“. . . I fear Vaux must go crazy. He is like Wolsey. I’ll give you a case in point. We had all heard how his coach had been stopt at the Horse Guards on the day of the Queen’s drawing-room, and that he had got into the greatest fury and called out to let any man at his peril stop the Lord Chancellor of England from going to the King; but your militaire has a knack of referring to an order, and a written one was produced, forbidding any carriage to pass thro’ that gate on days of the Queen’s drawing-rooms, except the Royal Family, Archbishop of Canterbury and the Speaker of the House of Commons. The officer upon guard most civilly explained the order and expressed his regret at being obliged to enforce it; but our Guy, little daunted or cajoled by all this, put his wig out of the other window and ordered his coachman to go on at all hazards; and so he did, carrying Horse Guards blue and red all clear before him. . . . My Lord Chancellor’s defence to Sefton was that, not only were the Speaker and the Archbishop down as privilege men, but Lord Shaftesbury who is chairman of the House of Lords—a kind of deputy to Brougham. ‘So,’ as the latter justly observed, ‘when I saw my own man—my actual boot-jack—had the privilege, and not me, it was more than flesh and blood could bear.’ . . . Sefton, who sees the actual insides of both Vaux and Grey, says there is a considerable dislike in each to

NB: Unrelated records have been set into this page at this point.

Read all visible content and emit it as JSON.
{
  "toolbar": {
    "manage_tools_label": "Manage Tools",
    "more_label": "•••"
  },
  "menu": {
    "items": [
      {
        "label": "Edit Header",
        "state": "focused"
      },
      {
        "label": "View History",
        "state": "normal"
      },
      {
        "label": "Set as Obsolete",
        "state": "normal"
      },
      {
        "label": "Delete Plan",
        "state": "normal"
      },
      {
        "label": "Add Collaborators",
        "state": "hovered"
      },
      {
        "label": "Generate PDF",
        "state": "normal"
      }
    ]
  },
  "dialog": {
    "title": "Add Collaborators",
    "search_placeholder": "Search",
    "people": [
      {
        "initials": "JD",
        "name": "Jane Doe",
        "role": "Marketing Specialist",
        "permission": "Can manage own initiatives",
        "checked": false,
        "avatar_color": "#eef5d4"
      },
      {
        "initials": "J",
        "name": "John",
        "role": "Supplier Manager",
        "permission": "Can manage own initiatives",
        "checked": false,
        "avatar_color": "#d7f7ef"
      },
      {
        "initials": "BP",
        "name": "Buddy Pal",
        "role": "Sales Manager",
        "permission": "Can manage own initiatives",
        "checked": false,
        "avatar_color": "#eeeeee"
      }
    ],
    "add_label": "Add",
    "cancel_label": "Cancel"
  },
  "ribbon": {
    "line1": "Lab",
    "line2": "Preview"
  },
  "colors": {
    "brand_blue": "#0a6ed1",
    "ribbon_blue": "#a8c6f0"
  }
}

1830-31.]STIRRING TIMES.223
the other. What an invaluable thing for both to have so sincere, so clever and so unintriguing a friend as Sefton, and how entertaining for us to see all thro’ him!”